The co-founder and CEO of Facebook, Mark Zuckerberg wrote on his page early Thursday saying that Facebook has “a lot of work to do” when it comes to harassment, election interference, and making sure that it’s a meaningful platform to be on. So he’s making it his “personal challenge” for 2018 to “focus on fixing these important issues.”
Zuckerberg has always set for himself a personal challenge every year since 2009, but they’re usually more along the lines of “meet new people” or “read more books.” This year’s challenge comes from a very different place and carries more of the magnitude that is expected from the top executive of such an influential company.
Facebook has grown more willing to accept its role as a central distributor of information over the past year, although this acceptance has come in phases. Zuckerberg’s announcement today suggests the company is more than ready to address its many shortcomings in that role.
“We won’t prevent all mistakes or abuse, but we currently make too many errors enforcing our policies and preventing misuse of our tools,” Zuckerberg writes. “If we’re successful this year then we’ll end 2018 on a much better trajectory.”

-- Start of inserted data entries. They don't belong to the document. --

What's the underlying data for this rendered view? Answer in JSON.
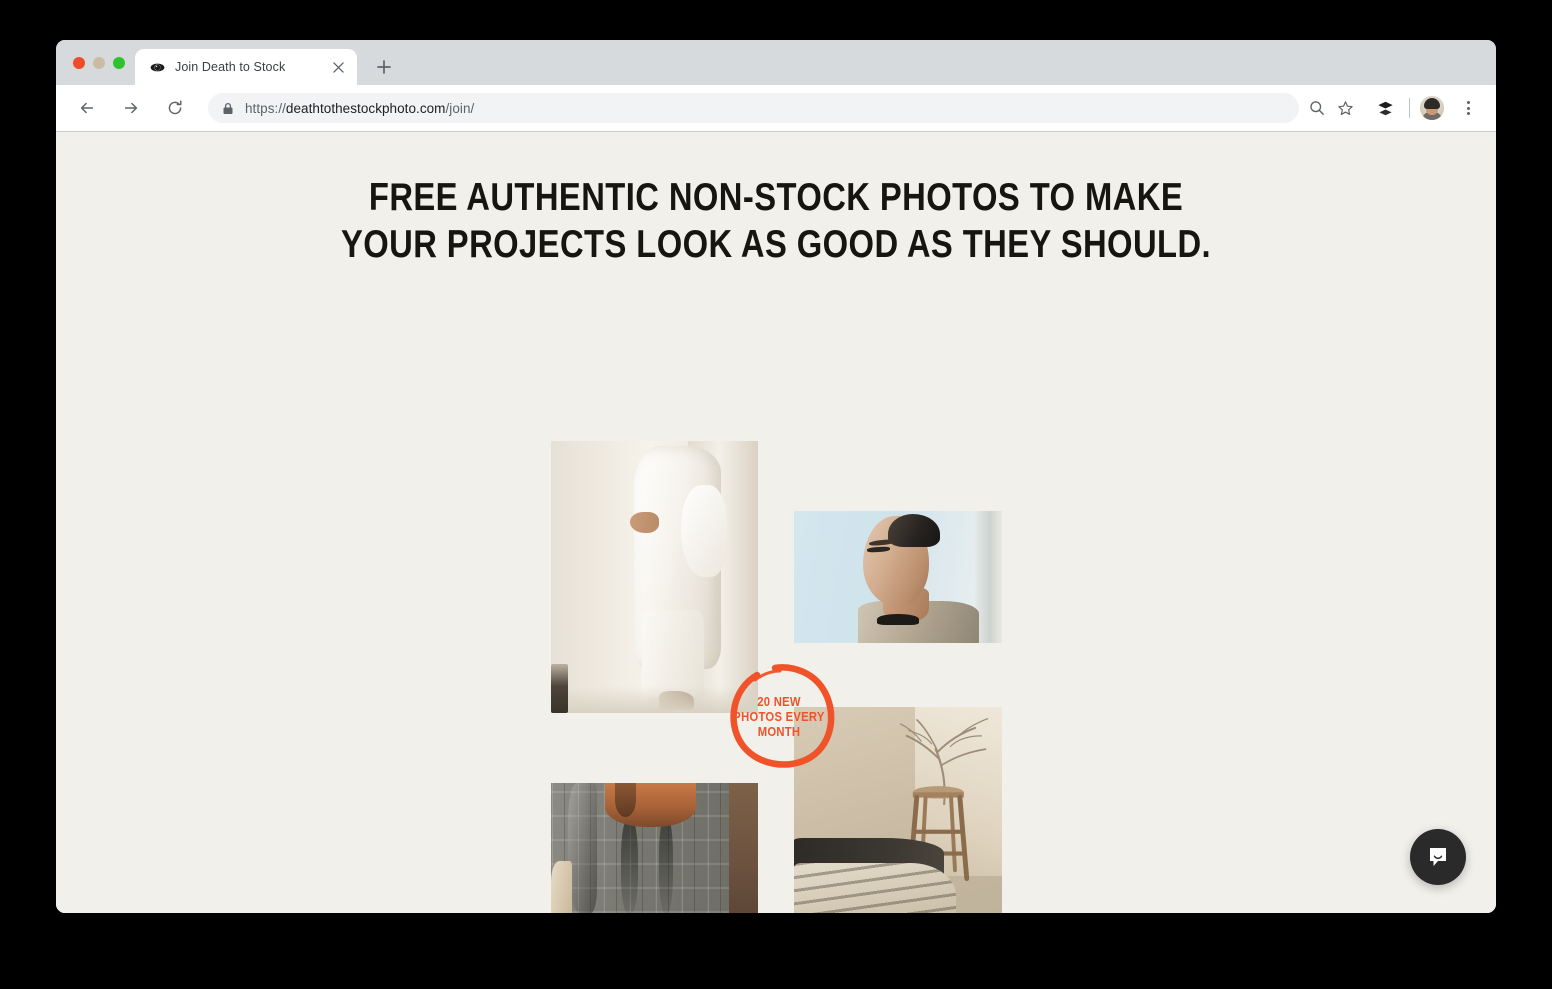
{
  "window": {
    "traffic_lights": [
      "close",
      "minimize",
      "zoom"
    ]
  },
  "browser": {
    "tab": {
      "title": "Join Death to Stock",
      "favicon": "eye-icon",
      "close_label": "×"
    },
    "new_tab_label": "+",
    "nav": {
      "back": "←",
      "forward": "→",
      "reload": "↻"
    },
    "omnibox": {
      "lock": "lock-icon",
      "url_scheme": "https://",
      "url_host": "deathtothestockphoto.com",
      "url_path": "/join/"
    },
    "toolbar_icons": [
      {
        "name": "zoom-search-icon",
        "glyph": "⚲"
      },
      {
        "name": "bookmark-star-icon",
        "glyph": "☆"
      },
      {
        "name": "buffer-extension-icon",
        "glyph": "≡"
      },
      {
        "name": "profile-avatar",
        "glyph": ""
      },
      {
        "name": "chrome-menu-icon",
        "glyph": "⋮"
      }
    ]
  },
  "page": {
    "background_color": "#f2f0eb",
    "headline": {
      "line1": "Free authentic non-stock photos to make",
      "line2": "your projects look as good as they should."
    },
    "badge": {
      "line1": "20 New",
      "line2": "Photos Every",
      "line3": "Month",
      "color": "#f0522a"
    },
    "photos": [
      {
        "name": "photo-white-outfit",
        "alt": "Person in white linen outfit against pale backdrop"
      },
      {
        "name": "photo-portrait-man",
        "alt": "Portrait of man looking down, pale blue background"
      },
      {
        "name": "photo-plaid-coat",
        "alt": "Gray plaid coat detail with auburn hair"
      },
      {
        "name": "photo-bedroom-stool",
        "alt": "Bed with striped blanket, wooden stool and bare tree"
      }
    ],
    "chat": {
      "name": "intercom-launcher",
      "label": "Open chat"
    }
  }
}
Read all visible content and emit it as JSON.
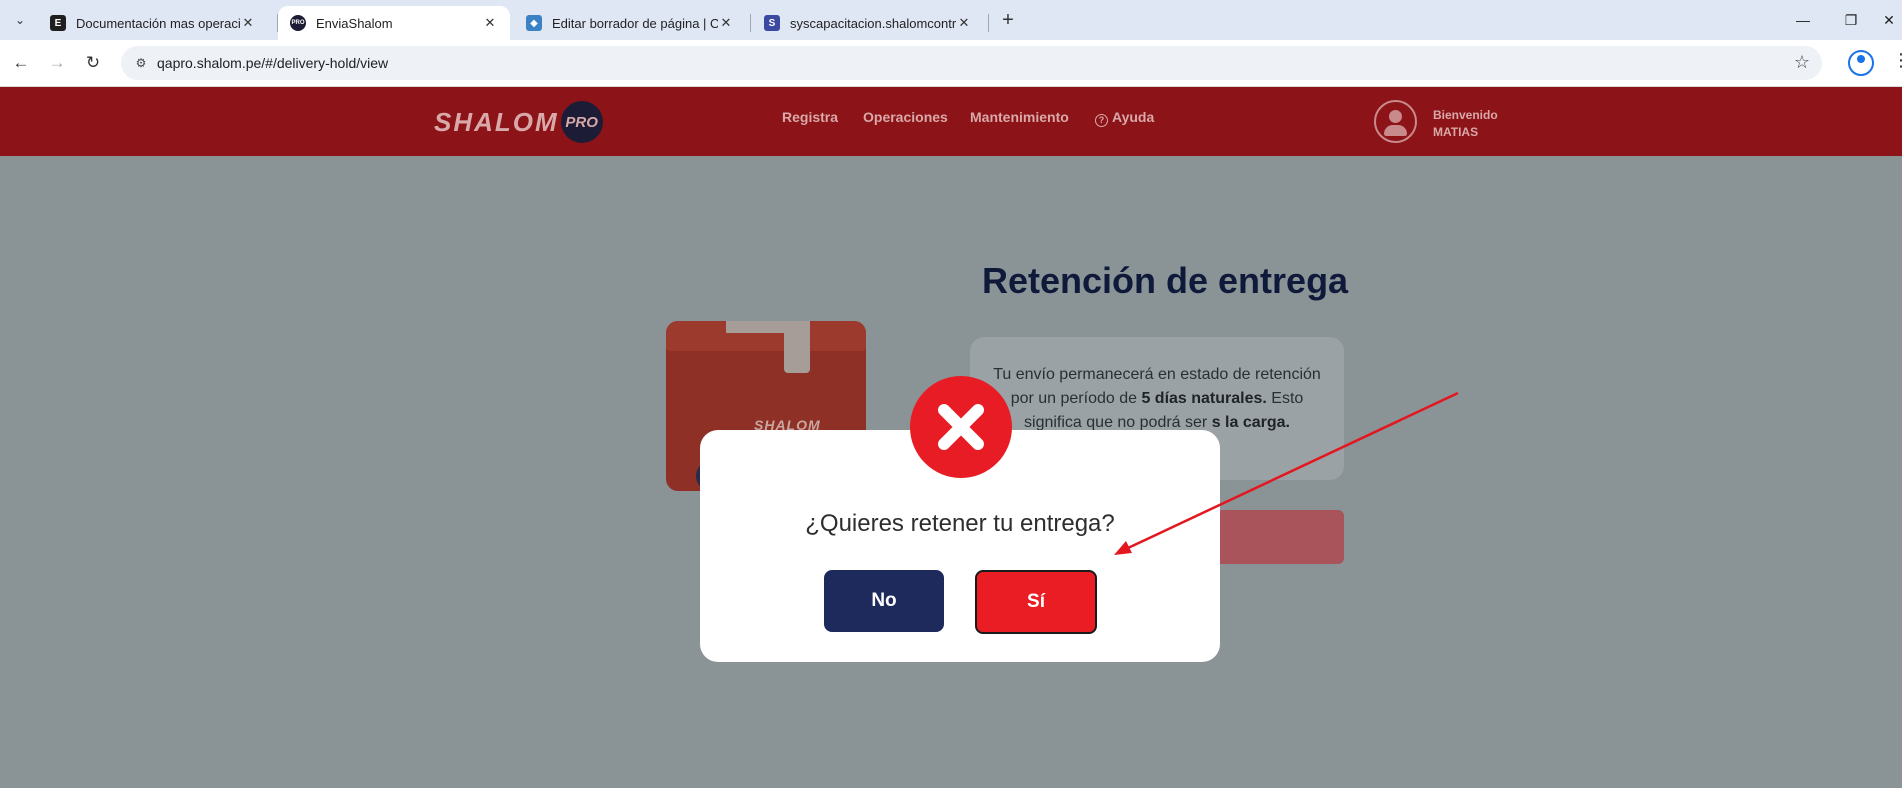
{
  "browser": {
    "tabs": [
      {
        "title": "Documentación mas operaciones",
        "favicon": "E",
        "favicon_color": "#1f1f1f",
        "active": false
      },
      {
        "title": "EnviaShalom",
        "favicon": "PRO",
        "favicon_color": "#1c1c36",
        "active": true
      },
      {
        "title": "Editar borrador de página | Overview",
        "favicon": "layers",
        "favicon_color": "#3b82c4",
        "active": false
      },
      {
        "title": "syscapacitacion.shalomcontrol.com",
        "favicon": "S",
        "favicon_color": "#3b4aa0",
        "active": false
      }
    ],
    "url": "qapro.shalom.pe/#/delivery-hold/view"
  },
  "header": {
    "logo_text": "SHALOM",
    "logo_badge": "PRO",
    "nav": [
      "Registra",
      "Operaciones",
      "Mantenimiento",
      "Ayuda"
    ],
    "welcome_label": "Bienvenido",
    "user_name": "MATIAS"
  },
  "page": {
    "title": "Retención de entrega",
    "info": {
      "part1": "Tu envío permanecerá en estado de retención por un período de ",
      "bold1": "5 días naturales.",
      "part2": " Esto significa que no podrá ser ",
      "bold2": "s la carga."
    },
    "box_brand": "SHALOM"
  },
  "modal": {
    "question": "¿Quieres retener tu entrega?",
    "no_label": "No",
    "si_label": "Sí"
  },
  "colors": {
    "header_bg": "#8c1418",
    "primary_navy": "#1e2a5c",
    "danger_red": "#ea1c24",
    "overlay": "#8a9497"
  }
}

This is an important point for Zuckerberg to acknowledge. Despite the fact that Facebook often approaches issues like harassment with good intentions, they frequently go awry when its guidelines are misapplied — banning people who shouldn’t be banned or allowing people to stay who are clearly acting inappropriately. This is clearly a systemic issue.
Although Facebook isn’t immediately announcing any changes to the product itself, Zuckerberg acknowledges the company’s problems with more bluntness than usual. He even points out the growing distrust between major tech companies and the immense power companies like Facebook have gained.
“A lot of us got into technology because we believe it can be a decentralizing force that puts more power in people’s hands … With the rise of a small number of big tech companies — and governments using technology to watch their citizens — many people now believe technology only centralizes power rather than decentralizes it,” he writes.
Zuckerberg says encryption and cryptocurrency are two “important counter-trends” that put power back in people’s hands. He writes that he’s interested in studying their impact and “how best to use them in our services.”
Much of this sounds like musing on Zuckerberg’s part. It’s impossible to imagine Facebook giving up its immensely profitable role as the central hub for online communication for some idealistic, decentralized network out of its control, but Zuckerberg’s acknowledgement of the fears and concerns of his users is at least a foundation on which it can hopefully start to address those problems with more energy.